“Some other great key points Rasheed made were that we have to host an environment that supports and nurtures a diverse faculty, staff, and students,” Brininger said. “He made the point that it may be great to have diversity in numbers, but what are we
actually offering for minority groups? I really enjoyed this session because it reminded me that productive and educational conversations can happen, and we can make change. We have to act and go to the source of the issue.”
Senior marketing major Caitlin Reitz appreciated the opportunity
to attend the conference. Regarding her participation in the Leading and Succeeding with Strengths workshop, she said, “I learned that my strengths are spirituality, creativity, fairness, curiosity, and appreciation of beauty. After careful consideration
of Dr. Gooden’s questions, I found that spirituality has a large impact on my leading style, because it influences me to see power and potential in every single person, which translates into my other leading style of fairness.
“Because I use this aspect of my spirituality to lead, it allows me to see every single person as an equal with the same high potential. I then use this line of thinking to focus on the individual strengths of those I’m leading and empower them whenever
possible,” Reitz said. “Curiosity is also an important feature of my leadership style, because I use it to bring the right questions to the attention of my team, which leads to creative ideas and solutions.”
According to Cyndy Strittmatter, associate dean of the Eberly College, long-term Management Department faculty member Charles B. Stevenson and his wife, Sally G. Stevenson, gifted the Eberly College with funds to support leadership activities for students.
“We are grateful that we have earnings from this endowment each year to support leadership activities and that Colonel Stevenson and his wife recognized the value of promoting ethical and value-based leadership in business, government, and nonprofit

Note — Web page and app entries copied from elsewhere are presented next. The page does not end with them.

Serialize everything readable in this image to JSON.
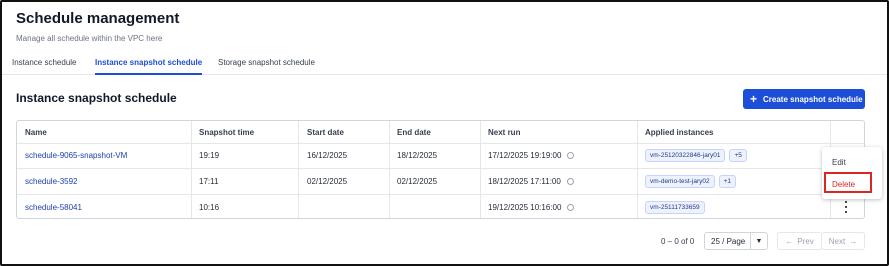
{
  "header": {
    "title": "Schedule management",
    "subtitle": "Manage all schedule within the VPC here"
  },
  "tabs": [
    {
      "label": "Instance schedule",
      "active": false
    },
    {
      "label": "Instance snapshot schedule",
      "active": true
    },
    {
      "label": "Storage snapshot schedule",
      "active": false
    }
  ],
  "section": {
    "title": "Instance snapshot schedule",
    "create_button": "Create snapshot schedule",
    "create_icon": "+"
  },
  "table": {
    "columns": [
      "Name",
      "Snapshot time",
      "Start date",
      "End date",
      "Next run",
      "Applied instances"
    ],
    "rows": [
      {
        "name": "schedule-9065-snapshot-VM",
        "snapshot_time": "19:19",
        "start_date": "16/12/2025",
        "end_date": "18/12/2025",
        "next_run": "17/12/2025 19:19:00",
        "instance": "vm-25120322846-jary01",
        "more": "+5"
      },
      {
        "name": "schedule-3592",
        "snapshot_time": "17:11",
        "start_date": "02/12/2025",
        "end_date": "02/12/2025",
        "next_run": "18/12/2025 17:11:00",
        "instance": "vm-demo-test-jary02",
        "more": "+1"
      },
      {
        "name": "schedule-58041",
        "snapshot_time": "10:16",
        "start_date": "",
        "end_date": "",
        "next_run": "19/12/2025 10:16:00",
        "instance": "vm-25111733659",
        "more": ""
      }
    ]
  },
  "context_menu": {
    "edit": "Edit",
    "delete": "Delete"
  },
  "pagination": {
    "info": "0 – 0 of 0",
    "page_size": "25 / Page",
    "prev": "Prev",
    "next": "Next"
  },
  "colors": {
    "accent": "#1d4ed8",
    "danger": "#dc2626",
    "link": "#1e40af"
  }
}
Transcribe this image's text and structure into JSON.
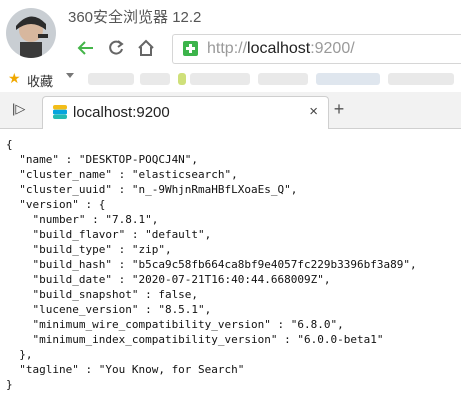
{
  "window": {
    "title": "360安全浏览器 12.2"
  },
  "toolbar": {
    "back_icon": "back-arrow-icon",
    "reload_icon": "reload-icon",
    "home_icon": "home-icon"
  },
  "address_bar": {
    "scheme": "http://",
    "host": "localhost",
    "rest": ":9200/",
    "security_icon": "shield-plus-icon"
  },
  "bookmarks": {
    "label": "收藏",
    "icon": "star-icon"
  },
  "tabs": [
    {
      "title": "localhost:9200",
      "icon": "elasticsearch-icon"
    }
  ],
  "json_response": {
    "open_brace": "{",
    "close_brace": "}",
    "lines": [
      "  \"name\" : \"DESKTOP-POQCJ4N\",",
      "  \"cluster_name\" : \"elasticsearch\",",
      "  \"cluster_uuid\" : \"n_-9WhjnRmaHBfLXoaEs_Q\",",
      "  \"version\" : {",
      "    \"number\" : \"7.8.1\",",
      "    \"build_flavor\" : \"default\",",
      "    \"build_type\" : \"zip\",",
      "    \"build_hash\" : \"b5ca9c58fb664ca8bf9e4057fc229b3396bf3a89\",",
      "    \"build_date\" : \"2020-07-21T16:40:44.668009Z\",",
      "    \"build_snapshot\" : false,",
      "    \"lucene_version\" : \"8.5.1\",",
      "    \"minimum_wire_compatibility_version\" : \"6.8.0\",",
      "    \"minimum_index_compatibility_version\" : \"6.0.0-beta1\"",
      "  },",
      "  \"tagline\" : \"You Know, for Search\""
    ]
  },
  "colors": {
    "accent_green": "#44b549",
    "star": "#f0a800",
    "tab_bg": "#f2f2f2"
  }
}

organizations through education and outreach activities. We are pleased to be able provide our future business leaders with this opportunity to explore critical topics of diversity and social justice.”
Eberly College of Business and Information Technology